Breanne Trammell, artist and design professor at Ramapo College, will be launching her "Nails Across America" project during the summer of 2013.
"Nails Across America" will give 500 manicures during a trip across the country in a mobile nail salon, formerly a canned ham trailer. After visiting the mobile salon and receiving a manicure, participants will leave with their own letter pressed certification of authenticity and edition number.
The trip should last about 12 weeks. Throughout the trip, Trammell will be staying in both the trailer and with friends and family. Trammell also considers the possibility of staying with people she meets along the way who do not mind hosting her.
"Friends will tag along on various legs of the trip, and my dog Tiny Tim Riggins will be with traveling with me as well. Dog is my co-pilot," Trammell said.
Trammell describes her cross-country road trip like that of a touring band. She plans to stop at various attractions along the way, including alternative art galleries, community centers and farm stores.

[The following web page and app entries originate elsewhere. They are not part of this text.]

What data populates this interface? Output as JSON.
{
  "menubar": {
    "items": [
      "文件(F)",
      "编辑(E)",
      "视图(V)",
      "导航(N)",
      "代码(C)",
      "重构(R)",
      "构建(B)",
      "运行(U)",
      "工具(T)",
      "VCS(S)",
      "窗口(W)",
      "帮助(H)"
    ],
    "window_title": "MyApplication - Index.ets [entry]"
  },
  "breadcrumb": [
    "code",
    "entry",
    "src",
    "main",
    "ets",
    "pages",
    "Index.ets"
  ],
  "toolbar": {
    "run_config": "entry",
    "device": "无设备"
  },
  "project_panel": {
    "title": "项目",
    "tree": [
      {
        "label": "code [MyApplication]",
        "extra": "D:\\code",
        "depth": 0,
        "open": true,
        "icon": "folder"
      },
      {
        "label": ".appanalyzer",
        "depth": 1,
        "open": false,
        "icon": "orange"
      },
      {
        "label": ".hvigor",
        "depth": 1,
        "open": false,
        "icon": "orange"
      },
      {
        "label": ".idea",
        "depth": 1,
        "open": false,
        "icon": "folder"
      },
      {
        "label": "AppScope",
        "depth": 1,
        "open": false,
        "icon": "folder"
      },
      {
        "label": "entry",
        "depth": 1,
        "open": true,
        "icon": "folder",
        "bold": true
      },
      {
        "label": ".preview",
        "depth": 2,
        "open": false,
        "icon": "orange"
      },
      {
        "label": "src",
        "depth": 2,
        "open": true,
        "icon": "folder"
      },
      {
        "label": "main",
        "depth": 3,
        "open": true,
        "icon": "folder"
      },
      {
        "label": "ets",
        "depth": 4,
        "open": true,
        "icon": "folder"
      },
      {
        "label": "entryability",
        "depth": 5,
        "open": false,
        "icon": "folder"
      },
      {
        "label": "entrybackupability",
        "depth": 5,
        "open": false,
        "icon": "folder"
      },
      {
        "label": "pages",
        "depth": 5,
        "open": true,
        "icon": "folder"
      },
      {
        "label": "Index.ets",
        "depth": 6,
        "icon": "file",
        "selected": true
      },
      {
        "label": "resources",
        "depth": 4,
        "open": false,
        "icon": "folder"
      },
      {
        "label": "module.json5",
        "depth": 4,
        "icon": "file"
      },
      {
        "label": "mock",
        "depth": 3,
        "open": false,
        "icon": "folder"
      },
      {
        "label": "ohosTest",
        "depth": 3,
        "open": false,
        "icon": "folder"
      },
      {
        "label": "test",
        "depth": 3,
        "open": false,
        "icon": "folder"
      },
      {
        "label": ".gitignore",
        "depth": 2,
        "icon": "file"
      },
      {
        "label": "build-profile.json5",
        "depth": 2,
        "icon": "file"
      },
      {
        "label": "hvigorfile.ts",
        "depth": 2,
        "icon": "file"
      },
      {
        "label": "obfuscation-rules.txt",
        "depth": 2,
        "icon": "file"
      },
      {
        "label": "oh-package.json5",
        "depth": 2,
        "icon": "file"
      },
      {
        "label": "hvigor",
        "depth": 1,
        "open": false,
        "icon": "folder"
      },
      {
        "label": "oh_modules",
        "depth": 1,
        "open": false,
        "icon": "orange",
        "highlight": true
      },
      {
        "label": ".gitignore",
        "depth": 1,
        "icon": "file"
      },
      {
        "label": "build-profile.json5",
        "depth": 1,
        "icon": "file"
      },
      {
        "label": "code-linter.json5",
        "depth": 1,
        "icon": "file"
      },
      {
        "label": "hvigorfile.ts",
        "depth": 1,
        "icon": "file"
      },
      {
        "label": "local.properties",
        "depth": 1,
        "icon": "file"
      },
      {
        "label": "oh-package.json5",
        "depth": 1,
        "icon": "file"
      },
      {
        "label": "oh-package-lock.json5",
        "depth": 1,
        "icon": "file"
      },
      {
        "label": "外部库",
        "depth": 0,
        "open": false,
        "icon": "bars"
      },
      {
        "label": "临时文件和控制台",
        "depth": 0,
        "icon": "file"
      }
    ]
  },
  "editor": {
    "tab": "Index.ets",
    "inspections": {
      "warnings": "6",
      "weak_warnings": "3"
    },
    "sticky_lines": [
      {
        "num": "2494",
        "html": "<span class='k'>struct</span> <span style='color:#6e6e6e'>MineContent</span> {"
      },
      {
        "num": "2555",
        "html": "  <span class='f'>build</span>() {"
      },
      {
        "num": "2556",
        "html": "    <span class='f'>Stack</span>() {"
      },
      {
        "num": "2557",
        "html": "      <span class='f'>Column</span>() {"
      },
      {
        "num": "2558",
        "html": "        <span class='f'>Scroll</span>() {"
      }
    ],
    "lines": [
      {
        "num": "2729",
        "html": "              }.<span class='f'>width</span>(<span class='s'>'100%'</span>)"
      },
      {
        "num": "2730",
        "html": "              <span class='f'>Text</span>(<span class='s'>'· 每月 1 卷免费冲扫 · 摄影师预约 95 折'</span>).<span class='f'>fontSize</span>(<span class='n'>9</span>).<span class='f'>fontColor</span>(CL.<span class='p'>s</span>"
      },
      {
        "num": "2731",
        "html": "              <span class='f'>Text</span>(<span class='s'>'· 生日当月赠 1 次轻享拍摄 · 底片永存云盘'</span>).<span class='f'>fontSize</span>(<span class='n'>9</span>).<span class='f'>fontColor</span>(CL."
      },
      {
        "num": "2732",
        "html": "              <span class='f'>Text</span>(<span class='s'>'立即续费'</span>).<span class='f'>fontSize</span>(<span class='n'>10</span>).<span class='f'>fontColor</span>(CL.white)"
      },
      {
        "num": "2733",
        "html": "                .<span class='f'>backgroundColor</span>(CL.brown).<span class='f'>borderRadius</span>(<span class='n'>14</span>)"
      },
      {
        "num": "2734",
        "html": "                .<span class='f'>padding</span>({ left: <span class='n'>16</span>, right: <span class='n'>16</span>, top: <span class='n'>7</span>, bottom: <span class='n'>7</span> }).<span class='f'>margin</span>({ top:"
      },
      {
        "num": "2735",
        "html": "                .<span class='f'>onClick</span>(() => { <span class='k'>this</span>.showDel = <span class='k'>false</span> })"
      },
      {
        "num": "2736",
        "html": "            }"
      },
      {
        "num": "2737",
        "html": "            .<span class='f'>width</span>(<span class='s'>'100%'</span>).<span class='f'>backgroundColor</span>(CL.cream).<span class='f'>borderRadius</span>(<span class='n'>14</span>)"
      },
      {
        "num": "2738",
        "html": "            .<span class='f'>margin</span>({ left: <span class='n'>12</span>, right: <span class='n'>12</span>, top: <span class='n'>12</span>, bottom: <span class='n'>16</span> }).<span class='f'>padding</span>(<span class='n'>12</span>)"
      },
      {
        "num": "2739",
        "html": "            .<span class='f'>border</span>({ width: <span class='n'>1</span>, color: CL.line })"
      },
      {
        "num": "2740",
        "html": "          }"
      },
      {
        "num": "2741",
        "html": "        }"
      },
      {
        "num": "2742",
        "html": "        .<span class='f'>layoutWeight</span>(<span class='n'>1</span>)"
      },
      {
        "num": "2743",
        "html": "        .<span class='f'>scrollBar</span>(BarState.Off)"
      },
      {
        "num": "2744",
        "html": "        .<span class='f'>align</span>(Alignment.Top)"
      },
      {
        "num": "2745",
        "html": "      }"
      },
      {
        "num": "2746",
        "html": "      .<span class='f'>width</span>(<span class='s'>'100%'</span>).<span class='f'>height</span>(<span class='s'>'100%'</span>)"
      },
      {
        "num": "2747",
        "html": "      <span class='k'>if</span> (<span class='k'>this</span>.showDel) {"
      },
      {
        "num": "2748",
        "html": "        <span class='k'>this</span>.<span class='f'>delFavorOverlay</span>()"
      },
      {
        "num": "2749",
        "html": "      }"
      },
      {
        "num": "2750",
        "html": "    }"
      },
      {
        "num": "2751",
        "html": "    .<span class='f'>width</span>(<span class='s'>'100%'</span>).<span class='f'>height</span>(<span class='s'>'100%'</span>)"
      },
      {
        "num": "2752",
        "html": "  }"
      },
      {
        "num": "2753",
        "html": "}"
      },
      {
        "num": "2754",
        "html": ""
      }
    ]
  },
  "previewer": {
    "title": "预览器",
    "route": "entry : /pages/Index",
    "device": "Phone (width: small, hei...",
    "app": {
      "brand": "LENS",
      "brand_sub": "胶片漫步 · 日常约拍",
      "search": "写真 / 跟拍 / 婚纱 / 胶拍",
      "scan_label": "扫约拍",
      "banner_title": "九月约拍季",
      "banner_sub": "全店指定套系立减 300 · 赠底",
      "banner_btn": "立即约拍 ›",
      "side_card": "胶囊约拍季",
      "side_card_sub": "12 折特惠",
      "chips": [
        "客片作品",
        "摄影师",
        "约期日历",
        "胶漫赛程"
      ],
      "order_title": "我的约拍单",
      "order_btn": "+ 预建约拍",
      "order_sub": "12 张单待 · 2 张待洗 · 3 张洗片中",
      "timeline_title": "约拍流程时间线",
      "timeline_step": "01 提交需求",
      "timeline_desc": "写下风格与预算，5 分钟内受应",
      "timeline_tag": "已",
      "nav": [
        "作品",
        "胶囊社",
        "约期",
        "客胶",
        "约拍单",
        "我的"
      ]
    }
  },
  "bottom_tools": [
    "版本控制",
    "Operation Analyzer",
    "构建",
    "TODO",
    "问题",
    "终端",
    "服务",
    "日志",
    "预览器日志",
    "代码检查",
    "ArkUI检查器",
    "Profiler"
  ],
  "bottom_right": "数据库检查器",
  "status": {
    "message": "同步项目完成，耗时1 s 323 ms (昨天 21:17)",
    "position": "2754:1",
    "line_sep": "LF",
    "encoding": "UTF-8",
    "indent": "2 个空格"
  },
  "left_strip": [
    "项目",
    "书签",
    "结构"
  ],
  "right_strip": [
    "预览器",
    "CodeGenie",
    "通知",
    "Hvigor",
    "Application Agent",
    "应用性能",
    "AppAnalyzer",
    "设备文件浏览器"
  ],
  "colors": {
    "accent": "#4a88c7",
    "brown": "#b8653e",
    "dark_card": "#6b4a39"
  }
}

"Nails in the Key of Life seeks to connect to a broad audience through the act of performing manicures. This experiential art project is more than simply nail art," Trammell wrote on her website. "I aim to create an intimate platform to exchange ideas and conversation."
A fellow Ramapo professor, Bonnie Blake, said Trammell's concept is brilliant. She added that there are so many layers of art involved in this one project, including not only nail art, but the art of conversation and experiences with all different people and demographics.
"She is a very nice, gentle person and is always full of great ideas and her students agree with that too," Blake said. brings a lot of enthusiasm and creativity into her classroom just as she does with her own creative projects."
Trammell's manicures will not be an ordinary salon manicure.
"The curated menu of nail polish colors and enhancements will reference recurring themes in art such as popular culture, junk food, and art history: glittery blue acrylic nails pay homage to the television program, "Friday Night Lights," manicure flavors will include Orange" and "International Klein Blue," Trammell continued on her website.
In order to break gender barriers, Trammel is also offering the ," a male-specific service with a subtle matte top coat and includes an extended arm and hand massage.
For those who want something extra special, they can choose from a number of custom hand-painted nail art, such as donut sprinkles, sunset nails and pretzel patterns.
Trammell's idea for the project came to her while getting a manicure on a trip to Seattle last fall.
"I was at a nail salon and unable to have a conversation with my manicurist due to a language barrier," she began. "It didn't go beyond the basics of 'hi' and 'how are you' and while I was sitting there I thought 'what if I could do this?… I could do this!'" Trammell said.
The artist stresses that her adventure is not a business, but rather a community-focused art project in which she intends to collect oral histories.
In June, Trammell graduated from a 16-week nail program at TW Nail Technology Career School in Fishkill, N.Y. She holds a certificate in nail specialty and a temporary six-month New York nail technician license. She is waiting to take the state practical examination.
In order to promote the project, connect with others and finance the trailer set-up and repairs, Trammell created a profile on "Kickstarter," an online portal where individuals can promote projects and solicit donations, in which she set a fundraising goal of $4,000. By July 16, her goal had been reached.
The page has since raised $5,035 with the help of 92 backers, many of whom do not know Trammell personally.
"It was, and still is, an incredible feeling to see folks responding to and believing in me and my idea with such positivity," Trammel said.
Bowie Barnett-Zunino, founder and co-director of the "Wassaic Project," where Trammell became a master printer, first met Trammell in graduate school and has collaborated with her on a number of efforts.
Barnett-Zunino describes her former peer as one of the most generous and talented people that she knows.
"I think [Nails Across America] will be a great project and a great adventure for Breanne. I expect that there will be a component of the project, whether it be in the documentation or the act of giving manicures, that will evolve organically out of the adventure," Barnett-Zunino said.